Look through the entries that follow and return each line that has the string "title".
Start of Data extract
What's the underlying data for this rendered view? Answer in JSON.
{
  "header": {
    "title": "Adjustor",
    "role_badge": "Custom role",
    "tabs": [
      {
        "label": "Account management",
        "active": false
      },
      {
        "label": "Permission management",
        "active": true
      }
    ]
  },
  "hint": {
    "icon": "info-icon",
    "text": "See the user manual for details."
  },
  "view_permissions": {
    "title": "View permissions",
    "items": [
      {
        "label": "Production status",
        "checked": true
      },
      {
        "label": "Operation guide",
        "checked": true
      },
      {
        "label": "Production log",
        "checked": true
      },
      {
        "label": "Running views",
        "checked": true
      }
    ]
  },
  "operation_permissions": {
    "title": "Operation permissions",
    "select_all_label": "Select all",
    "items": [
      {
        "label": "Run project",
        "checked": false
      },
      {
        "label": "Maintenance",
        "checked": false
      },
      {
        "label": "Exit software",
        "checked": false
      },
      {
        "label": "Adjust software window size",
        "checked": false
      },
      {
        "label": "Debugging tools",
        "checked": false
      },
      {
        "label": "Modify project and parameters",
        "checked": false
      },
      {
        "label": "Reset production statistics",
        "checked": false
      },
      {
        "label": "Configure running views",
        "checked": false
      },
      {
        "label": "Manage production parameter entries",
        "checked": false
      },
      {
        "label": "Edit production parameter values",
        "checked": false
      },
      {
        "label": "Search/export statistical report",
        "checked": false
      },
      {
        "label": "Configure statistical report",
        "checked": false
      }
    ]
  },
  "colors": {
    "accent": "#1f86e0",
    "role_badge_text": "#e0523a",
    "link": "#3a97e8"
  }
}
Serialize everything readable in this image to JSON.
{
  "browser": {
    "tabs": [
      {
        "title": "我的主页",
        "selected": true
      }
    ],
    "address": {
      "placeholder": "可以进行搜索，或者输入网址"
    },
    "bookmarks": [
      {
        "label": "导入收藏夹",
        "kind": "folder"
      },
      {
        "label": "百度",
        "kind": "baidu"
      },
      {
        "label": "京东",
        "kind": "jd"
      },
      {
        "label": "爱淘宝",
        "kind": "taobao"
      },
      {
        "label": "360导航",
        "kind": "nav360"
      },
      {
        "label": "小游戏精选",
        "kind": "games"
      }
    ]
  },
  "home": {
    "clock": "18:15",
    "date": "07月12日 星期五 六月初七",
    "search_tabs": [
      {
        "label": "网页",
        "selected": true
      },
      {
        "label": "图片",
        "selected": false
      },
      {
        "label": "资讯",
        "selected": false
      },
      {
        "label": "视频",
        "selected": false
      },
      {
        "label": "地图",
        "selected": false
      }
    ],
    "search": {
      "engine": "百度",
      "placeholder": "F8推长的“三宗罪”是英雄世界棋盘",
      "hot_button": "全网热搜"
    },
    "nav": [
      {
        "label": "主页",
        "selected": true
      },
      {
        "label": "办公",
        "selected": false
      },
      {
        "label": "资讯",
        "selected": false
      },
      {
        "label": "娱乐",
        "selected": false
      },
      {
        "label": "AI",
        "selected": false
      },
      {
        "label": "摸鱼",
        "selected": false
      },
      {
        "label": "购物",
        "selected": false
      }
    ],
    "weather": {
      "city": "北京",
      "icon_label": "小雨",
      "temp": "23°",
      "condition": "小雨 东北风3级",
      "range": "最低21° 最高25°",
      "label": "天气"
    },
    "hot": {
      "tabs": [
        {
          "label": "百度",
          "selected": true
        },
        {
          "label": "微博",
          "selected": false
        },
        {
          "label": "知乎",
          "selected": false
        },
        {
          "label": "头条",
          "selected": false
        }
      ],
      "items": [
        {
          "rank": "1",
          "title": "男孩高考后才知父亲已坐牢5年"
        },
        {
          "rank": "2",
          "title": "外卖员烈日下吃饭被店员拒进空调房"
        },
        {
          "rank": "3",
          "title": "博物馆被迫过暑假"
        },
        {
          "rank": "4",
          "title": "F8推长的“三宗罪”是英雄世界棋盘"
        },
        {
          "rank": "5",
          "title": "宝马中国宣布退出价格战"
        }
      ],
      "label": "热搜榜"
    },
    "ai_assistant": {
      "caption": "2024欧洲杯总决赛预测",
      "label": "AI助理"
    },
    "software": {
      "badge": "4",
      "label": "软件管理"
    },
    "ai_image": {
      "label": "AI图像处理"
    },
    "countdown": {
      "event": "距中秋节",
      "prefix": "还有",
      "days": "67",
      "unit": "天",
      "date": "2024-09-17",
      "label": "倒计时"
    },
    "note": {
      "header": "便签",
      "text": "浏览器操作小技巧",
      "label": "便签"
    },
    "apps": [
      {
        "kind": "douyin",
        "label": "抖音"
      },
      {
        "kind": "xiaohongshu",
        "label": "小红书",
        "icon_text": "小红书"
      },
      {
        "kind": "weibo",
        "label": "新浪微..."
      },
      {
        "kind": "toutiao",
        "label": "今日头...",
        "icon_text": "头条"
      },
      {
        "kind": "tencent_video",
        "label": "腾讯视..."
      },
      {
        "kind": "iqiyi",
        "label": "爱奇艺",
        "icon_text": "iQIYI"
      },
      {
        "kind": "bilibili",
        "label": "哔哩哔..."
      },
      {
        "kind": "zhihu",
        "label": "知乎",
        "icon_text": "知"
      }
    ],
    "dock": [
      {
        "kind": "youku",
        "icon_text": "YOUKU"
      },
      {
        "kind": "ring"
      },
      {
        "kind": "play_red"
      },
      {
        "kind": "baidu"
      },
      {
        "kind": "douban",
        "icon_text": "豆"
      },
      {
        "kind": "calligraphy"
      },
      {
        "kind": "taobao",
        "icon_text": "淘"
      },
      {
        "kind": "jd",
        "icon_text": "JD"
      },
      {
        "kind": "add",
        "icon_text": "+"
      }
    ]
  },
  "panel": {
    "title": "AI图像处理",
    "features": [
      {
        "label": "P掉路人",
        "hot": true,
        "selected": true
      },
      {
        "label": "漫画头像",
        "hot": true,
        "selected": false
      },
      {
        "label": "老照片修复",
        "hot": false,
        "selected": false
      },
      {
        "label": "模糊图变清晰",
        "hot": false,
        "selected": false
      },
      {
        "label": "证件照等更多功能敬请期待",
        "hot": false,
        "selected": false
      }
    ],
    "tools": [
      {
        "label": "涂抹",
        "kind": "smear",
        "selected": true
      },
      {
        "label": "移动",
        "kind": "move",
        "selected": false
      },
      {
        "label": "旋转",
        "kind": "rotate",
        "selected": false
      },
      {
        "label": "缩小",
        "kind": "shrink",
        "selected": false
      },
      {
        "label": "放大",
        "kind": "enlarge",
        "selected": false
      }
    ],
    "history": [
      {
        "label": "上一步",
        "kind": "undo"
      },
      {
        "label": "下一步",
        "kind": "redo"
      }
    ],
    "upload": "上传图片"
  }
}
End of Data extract
• [Final answer]
    "title": "Adjustor",
    "title": "View permissions",
    "title": "Operation permissions",
        "title": "我的主页",
          "title": "男孩高考后才知父亲已坐牢5年"
          "title": "外卖员烈日下吃饭被店员拒进空调房"
          "title": "博物馆被迫过暑假"
          "title": "F8推长的“三宗罪”是英雄世界棋盘"
          "title": "宝马中国宣布退出价格战"
    "title": "AI图像处理",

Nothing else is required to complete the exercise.